### TASK BRIEF
Since pictures do not belong in the copy, please repeat every record below exactly without them.

Dataset rows for apps and sites
┄┄┄┄┄┄┄┄┄┄┄┄┄┄┄┄┄┄┄┄

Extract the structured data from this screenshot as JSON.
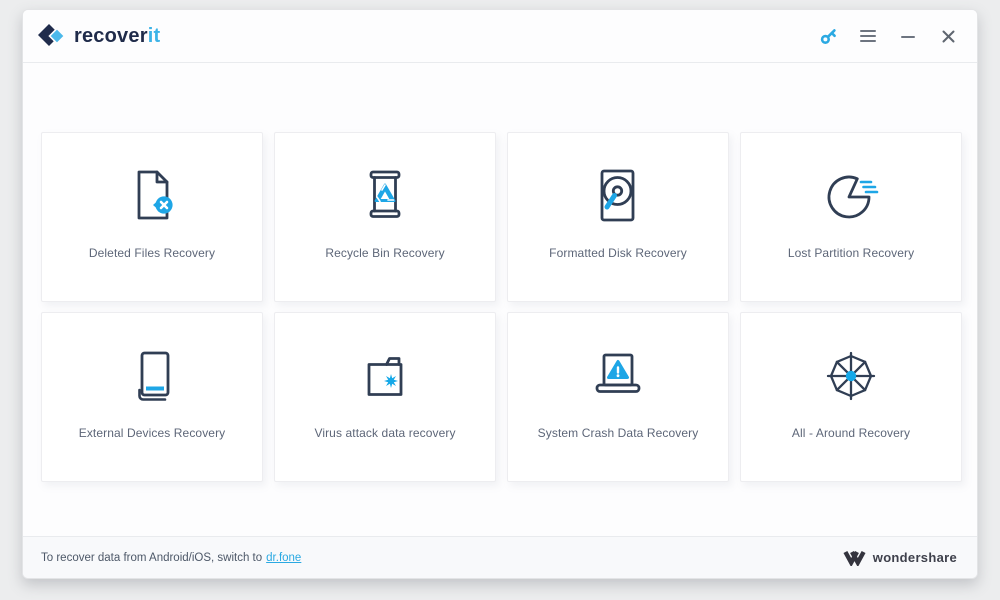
{
  "titlebar": {
    "brand_part1": "recover",
    "brand_part2": "it",
    "icons": [
      "key-icon",
      "menu-icon",
      "minimize-icon",
      "close-icon"
    ]
  },
  "cards": [
    {
      "label": "Deleted Files Recovery",
      "icon": "deleted-file-icon"
    },
    {
      "label": "Recycle Bin Recovery",
      "icon": "recycle-bin-icon"
    },
    {
      "label": "Formatted Disk Recovery",
      "icon": "formatted-disk-icon"
    },
    {
      "label": "Lost Partition Recovery",
      "icon": "lost-partition-icon"
    },
    {
      "label": "External Devices Recovery",
      "icon": "external-device-icon"
    },
    {
      "label": "Virus attack data recovery",
      "icon": "virus-folder-icon"
    },
    {
      "label": "System Crash Data Recovery",
      "icon": "crashed-laptop-icon"
    },
    {
      "label": "All - Around Recovery",
      "icon": "all-around-icon"
    }
  ],
  "footer": {
    "text": "To recover data from Android/iOS, switch to",
    "link_label": "dr.fone",
    "brand": "wondershare"
  },
  "colors": {
    "accent_blue": "#25a8e3",
    "icon_navy": "#303e54",
    "brand_navy": "#1f2b4a",
    "label_gray": "#5d6678"
  }
}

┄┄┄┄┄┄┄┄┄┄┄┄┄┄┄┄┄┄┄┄

### WRITTEN SOLUTION
Extract the structured data from this screenshot as JSON.
{
  "titlebar": {
    "brand_part1": "recover",
    "brand_part2": "it",
    "icons": [
      "key-icon",
      "menu-icon",
      "minimize-icon",
      "close-icon"
    ]
  },
  "cards": [
    {
      "label": "Deleted Files Recovery",
      "icon": "deleted-file-icon"
    },
    {
      "label": "Recycle Bin Recovery",
      "icon": "recycle-bin-icon"
    },
    {
      "label": "Formatted Disk Recovery",
      "icon": "formatted-disk-icon"
    },
    {
      "label": "Lost Partition Recovery",
      "icon": "lost-partition-icon"
    },
    {
      "label": "External Devices Recovery",
      "icon": "external-device-icon"
    },
    {
      "label": "Virus attack data recovery",
      "icon": "virus-folder-icon"
    },
    {
      "label": "System Crash Data Recovery",
      "icon": "crashed-laptop-icon"
    },
    {
      "label": "All - Around Recovery",
      "icon": "all-around-icon"
    }
  ],
  "footer": {
    "text": "To recover data from Android/iOS, switch to",
    "link_label": "dr.fone",
    "brand": "wondershare"
  },
  "colors": {
    "accent_blue": "#25a8e3",
    "icon_navy": "#303e54",
    "brand_navy": "#1f2b4a",
    "label_gray": "#5d6678"
  }
}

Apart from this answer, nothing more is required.